Work closely with UI, visual, and motion designers, UX researcher, front-end developers, and product manager to create visually appealing, easy-to-use, entertaining mobile app.

4. Describe What Your Superiors Said

Most people don’t know you can use the praise and positive feedback they’ve gotten from their superiors on your resume. But you definitely can—it’s a great way to reinforce one or two of the traits that make you a great employee.

Hopefully, you’ve been tracking and recording all the nice things your managers have been saying to you in your performance reviews. If not, no worries! Grab a sheet of paper and write down all the compliments you remember receiving. For more material, you should also take a look at emails and performance review records.

Let’s say you’re a sales rep, and your boss is always raving about how you can forge a genuine connection with any client—even if the two of you seemingly have nothing in common.

In resume bullet form, this would look like:

Recognized by supervisor for ability to create rapport with every client, which led to higher sales and greater client satisfaction.

(The key word? “Recognized.” You want to stay away from “honored” or “awarded,” since those imply you got an official award!)

5. Describe Your Job in Numbers

If you’ve been reading The Muse for any period of time, you probably know we’re big fans of quantifying your resume bullets. However, when you work in an entry-level position, this isn’t so easy to pull off. After all, you probably didn’t “save company $4K a month by reconfiguring expense tracking process” or “decrease client churn rate by 20%.”

That’s okay! You don’t need accomplishments to quantify your bullets—you can also use duties.

For example, if you’re an assistant editor, think about how many pieces you edit each week.

Edit approximately 15 articles per week for style, content, clarity, grammar, and formatting.

Or if you work as an office manager:

Promote tight-knit team culture by creating, planning, and executing 3 company-wide events per year.

If you’re still having trouble, write down your most time-consuming or important responsibilities.
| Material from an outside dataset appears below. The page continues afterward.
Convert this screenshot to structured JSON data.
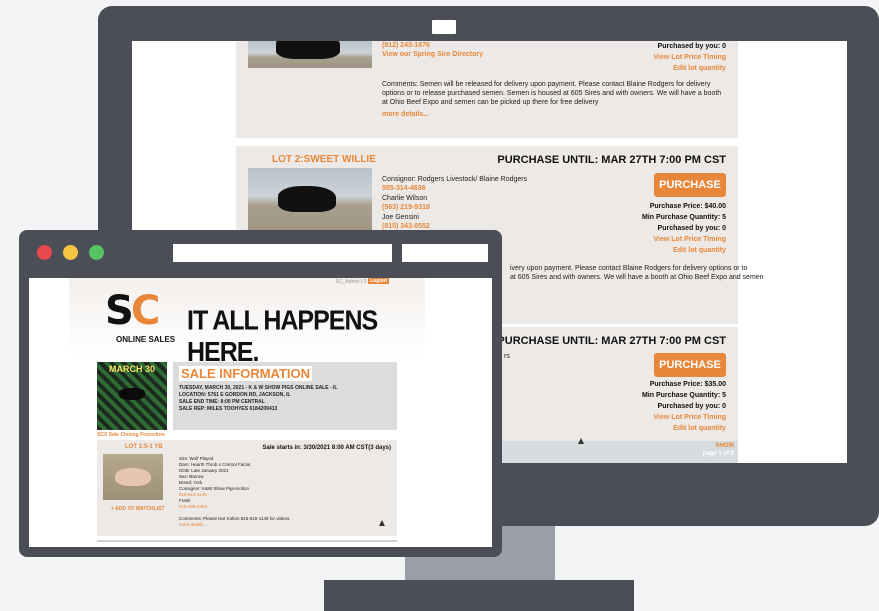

Then for each one, ask yourself, How much?

As you can see, there’s no reason why your entry-level job can’t sound awesome.